Task prompt ▸ Each record below should be given again exactly as it reads.

[Data excerpts]
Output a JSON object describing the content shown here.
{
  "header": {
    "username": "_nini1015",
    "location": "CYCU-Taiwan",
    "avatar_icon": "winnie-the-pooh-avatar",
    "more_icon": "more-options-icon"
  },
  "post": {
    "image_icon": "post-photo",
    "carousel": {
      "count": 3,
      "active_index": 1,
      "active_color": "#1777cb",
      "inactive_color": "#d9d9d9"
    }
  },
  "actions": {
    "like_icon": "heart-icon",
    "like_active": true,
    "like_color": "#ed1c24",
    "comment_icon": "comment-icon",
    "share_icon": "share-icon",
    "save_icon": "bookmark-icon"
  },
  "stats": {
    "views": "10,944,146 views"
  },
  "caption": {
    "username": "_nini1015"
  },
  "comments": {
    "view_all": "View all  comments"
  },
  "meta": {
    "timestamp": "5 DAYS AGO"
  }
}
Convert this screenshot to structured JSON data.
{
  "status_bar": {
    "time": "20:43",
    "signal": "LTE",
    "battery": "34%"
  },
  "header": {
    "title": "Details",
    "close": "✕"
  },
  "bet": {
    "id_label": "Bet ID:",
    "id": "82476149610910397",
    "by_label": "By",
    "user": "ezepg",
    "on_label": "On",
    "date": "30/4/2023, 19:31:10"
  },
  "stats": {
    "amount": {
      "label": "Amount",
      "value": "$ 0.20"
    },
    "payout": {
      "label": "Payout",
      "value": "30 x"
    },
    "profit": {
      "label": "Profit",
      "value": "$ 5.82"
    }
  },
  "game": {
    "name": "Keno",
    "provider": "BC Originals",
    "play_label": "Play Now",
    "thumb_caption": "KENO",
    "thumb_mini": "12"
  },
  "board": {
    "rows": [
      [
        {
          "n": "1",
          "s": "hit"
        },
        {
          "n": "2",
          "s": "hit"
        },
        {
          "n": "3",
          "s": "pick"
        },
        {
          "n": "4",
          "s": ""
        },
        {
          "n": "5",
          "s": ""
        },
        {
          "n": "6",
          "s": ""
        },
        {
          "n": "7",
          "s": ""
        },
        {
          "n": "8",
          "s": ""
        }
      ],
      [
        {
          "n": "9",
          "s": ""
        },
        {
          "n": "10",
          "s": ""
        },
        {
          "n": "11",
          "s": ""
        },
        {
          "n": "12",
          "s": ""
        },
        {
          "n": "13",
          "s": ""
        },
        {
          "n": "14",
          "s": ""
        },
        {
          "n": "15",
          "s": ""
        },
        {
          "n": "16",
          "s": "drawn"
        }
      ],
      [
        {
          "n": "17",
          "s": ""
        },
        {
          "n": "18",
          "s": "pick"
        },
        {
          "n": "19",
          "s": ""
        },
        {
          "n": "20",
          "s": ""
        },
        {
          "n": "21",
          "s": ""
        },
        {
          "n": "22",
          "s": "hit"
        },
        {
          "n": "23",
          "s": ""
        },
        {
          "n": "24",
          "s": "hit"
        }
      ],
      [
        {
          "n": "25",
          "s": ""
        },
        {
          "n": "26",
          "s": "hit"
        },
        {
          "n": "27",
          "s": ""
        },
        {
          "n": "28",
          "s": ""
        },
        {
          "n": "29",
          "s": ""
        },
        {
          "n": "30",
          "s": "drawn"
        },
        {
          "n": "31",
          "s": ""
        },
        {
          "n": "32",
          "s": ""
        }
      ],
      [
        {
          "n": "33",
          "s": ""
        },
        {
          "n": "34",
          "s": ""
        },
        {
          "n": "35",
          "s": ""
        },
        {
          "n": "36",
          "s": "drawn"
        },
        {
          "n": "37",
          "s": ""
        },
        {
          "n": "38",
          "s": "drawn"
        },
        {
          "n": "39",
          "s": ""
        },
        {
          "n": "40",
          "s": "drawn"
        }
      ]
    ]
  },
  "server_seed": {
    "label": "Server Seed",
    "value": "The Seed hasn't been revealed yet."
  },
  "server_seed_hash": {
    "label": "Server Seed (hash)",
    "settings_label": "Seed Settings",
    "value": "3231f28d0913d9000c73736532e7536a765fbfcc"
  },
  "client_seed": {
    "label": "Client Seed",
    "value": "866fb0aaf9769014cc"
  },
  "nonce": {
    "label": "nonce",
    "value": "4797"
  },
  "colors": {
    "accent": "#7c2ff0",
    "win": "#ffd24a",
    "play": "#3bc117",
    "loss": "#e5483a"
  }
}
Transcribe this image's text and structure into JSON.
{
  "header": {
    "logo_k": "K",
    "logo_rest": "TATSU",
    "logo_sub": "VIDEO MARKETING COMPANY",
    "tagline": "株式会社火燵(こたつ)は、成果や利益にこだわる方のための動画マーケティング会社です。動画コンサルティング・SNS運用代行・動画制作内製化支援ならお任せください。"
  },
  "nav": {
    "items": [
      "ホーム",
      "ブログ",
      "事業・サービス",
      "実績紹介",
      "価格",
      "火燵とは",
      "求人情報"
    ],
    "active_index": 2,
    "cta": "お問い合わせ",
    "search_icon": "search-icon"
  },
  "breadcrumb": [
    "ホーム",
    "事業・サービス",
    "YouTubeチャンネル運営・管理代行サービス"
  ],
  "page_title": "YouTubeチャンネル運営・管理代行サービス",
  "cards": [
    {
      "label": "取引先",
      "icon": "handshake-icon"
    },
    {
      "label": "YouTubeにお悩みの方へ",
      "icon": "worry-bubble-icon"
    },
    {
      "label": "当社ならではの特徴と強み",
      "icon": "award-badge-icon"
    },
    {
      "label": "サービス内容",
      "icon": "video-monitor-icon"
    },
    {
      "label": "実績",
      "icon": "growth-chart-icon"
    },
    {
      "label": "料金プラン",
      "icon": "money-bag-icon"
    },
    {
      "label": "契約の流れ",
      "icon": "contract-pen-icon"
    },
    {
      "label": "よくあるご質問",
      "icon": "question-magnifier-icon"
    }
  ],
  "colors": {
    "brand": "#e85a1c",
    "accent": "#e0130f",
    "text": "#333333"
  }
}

Result of the exercise ▸
Output a JSON object describing the content shown here.
{
  "header": {
    "username": "_nini1015",
    "location": "CYCU-Taiwan",
    "avatar_icon": "winnie-the-pooh-avatar",
    "more_icon": "more-options-icon"
  },
  "post": {
    "image_icon": "post-photo",
    "carousel": {
      "count": 3,
      "active_index": 1,
      "active_color": "#1777cb",
      "inactive_color": "#d9d9d9"
    }
  },
  "actions": {
    "like_icon": "heart-icon",
    "like_active": true,
    "like_color": "#ed1c24",
    "comment_icon": "comment-icon",
    "share_icon": "share-icon",
    "save_icon": "bookmark-icon"
  },
  "stats": {
    "views": "10,944,146 views"
  },
  "caption": {
    "username": "_nini1015"
  },
  "comments": {
    "view_all": "View all  comments"
  },
  "meta": {
    "timestamp": "5 DAYS AGO"
  }
}
Convert this screenshot to structured JSON data.
{
  "status_bar": {
    "time": "20:43",
    "signal": "LTE",
    "battery": "34%"
  },
  "header": {
    "title": "Details",
    "close": "✕"
  },
  "bet": {
    "id_label": "Bet ID:",
    "id": "82476149610910397",
    "by_label": "By",
    "user": "ezepg",
    "on_label": "On",
    "date": "30/4/2023, 19:31:10"
  },
  "stats": {
    "amount": {
      "label": "Amount",
      "value": "$ 0.20"
    },
    "payout": {
      "label": "Payout",
      "value": "30 x"
    },
    "profit": {
      "label": "Profit",
      "value": "$ 5.82"
    }
  },
  "game": {
    "name": "Keno",
    "provider": "BC Originals",
    "play_label": "Play Now",
    "thumb_caption": "KENO",
    "thumb_mini": "12"
  },
  "board": {
    "rows": [
      [
        {
          "n": "1",
          "s": "hit"
        },
        {
          "n": "2",
          "s": "hit"
        },
        {
          "n": "3",
          "s": "pick"
        },
        {
          "n": "4",
          "s": ""
        },
        {
          "n": "5",
          "s": ""
        },
        {
          "n": "6",
          "s": ""
        },
        {
          "n": "7",
          "s": ""
        },
        {
          "n": "8",
          "s": ""
        }
      ],
      [
        {
          "n": "9",
          "s": ""
        },
        {
          "n": "10",
          "s": ""
        },
        {
          "n": "11",
          "s": ""
        },
        {
          "n": "12",
          "s": ""
        },
        {
          "n": "13",
          "s": ""
        },
        {
          "n": "14",
          "s": ""
        },
        {
          "n": "15",
          "s": ""
        },
        {
          "n": "16",
          "s": "drawn"
        }
      ],
      [
        {
          "n": "17",
          "s": ""
        },
        {
          "n": "18",
          "s": "pick"
        },
        {
          "n": "19",
          "s": ""
        },
        {
          "n": "20",
          "s": ""
        },
        {
          "n": "21",
          "s": ""
        },
        {
          "n": "22",
          "s": "hit"
        },
        {
          "n": "23",
          "s": ""
        },
        {
          "n": "24",
          "s": "hit"
        }
      ],
      [
        {
          "n": "25",
          "s": ""
        },
        {
          "n": "26",
          "s": "hit"
        },
        {
          "n": "27",
          "s": ""
        },
        {
          "n": "28",
          "s": ""
        },
        {
          "n": "29",
          "s": ""
        },
        {
          "n": "30",
          "s": "drawn"
        },
        {
          "n": "31",
          "s": ""
        },
        {
          "n": "32",
          "s": ""
        }
      ],
      [
        {
          "n": "33",
          "s": ""
        },
        {
          "n": "34",
          "s": ""
        },
        {
          "n": "35",
          "s": ""
        },
        {
          "n": "36",
          "s": "drawn"
        },
        {
          "n": "37",
          "s": ""
        },
        {
          "n": "38",
          "s": "drawn"
        },
        {
          "n": "39",
          "s": ""
        },
        {
          "n": "40",
          "s": "drawn"
        }
      ]
    ]
  },
  "server_seed": {
    "label": "Server Seed",
    "value": "The Seed hasn't been revealed yet."
  },
  "server_seed_hash": {
    "label": "Server Seed (hash)",
    "settings_label": "Seed Settings",
    "value": "3231f28d0913d9000c73736532e7536a765fbfcc"
  },
  "client_seed": {
    "label": "Client Seed",
    "value": "866fb0aaf9769014cc"
  },
  "nonce": {
    "label": "nonce",
    "value": "4797"
  },
  "colors": {
    "accent": "#7c2ff0",
    "win": "#ffd24a",
    "play": "#3bc117",
    "loss": "#e5483a"
  }
}
Transcribe this image's text and structure into JSON.
{
  "header": {
    "logo_k": "K",
    "logo_rest": "TATSU",
    "logo_sub": "VIDEO MARKETING COMPANY",
    "tagline": "株式会社火燵(こたつ)は、成果や利益にこだわる方のための動画マーケティング会社です。動画コンサルティング・SNS運用代行・動画制作内製化支援ならお任せください。"
  },
  "nav": {
    "items": [
      "ホーム",
      "ブログ",
      "事業・サービス",
      "実績紹介",
      "価格",
      "火燵とは",
      "求人情報"
    ],
    "active_index": 2,
    "cta": "お問い合わせ",
    "search_icon": "search-icon"
  },
  "breadcrumb": [
    "ホーム",
    "事業・サービス",
    "YouTubeチャンネル運営・管理代行サービス"
  ],
  "page_title": "YouTubeチャンネル運営・管理代行サービス",
  "cards": [
    {
      "label": "取引先",
      "icon": "handshake-icon"
    },
    {
      "label": "YouTubeにお悩みの方へ",
      "icon": "worry-bubble-icon"
    },
    {
      "label": "当社ならではの特徴と強み",
      "icon": "award-badge-icon"
    },
    {
      "label": "サービス内容",
      "icon": "video-monitor-icon"
    },
    {
      "label": "実績",
      "icon": "growth-chart-icon"
    },
    {
      "label": "料金プラン",
      "icon": "money-bag-icon"
    },
    {
      "label": "契約の流れ",
      "icon": "contract-pen-icon"
    },
    {
      "label": "よくあるご質問",
      "icon": "question-magnifier-icon"
    }
  ],
  "colors": {
    "brand": "#e85a1c",
    "accent": "#e0130f",
    "text": "#333333"
  }
}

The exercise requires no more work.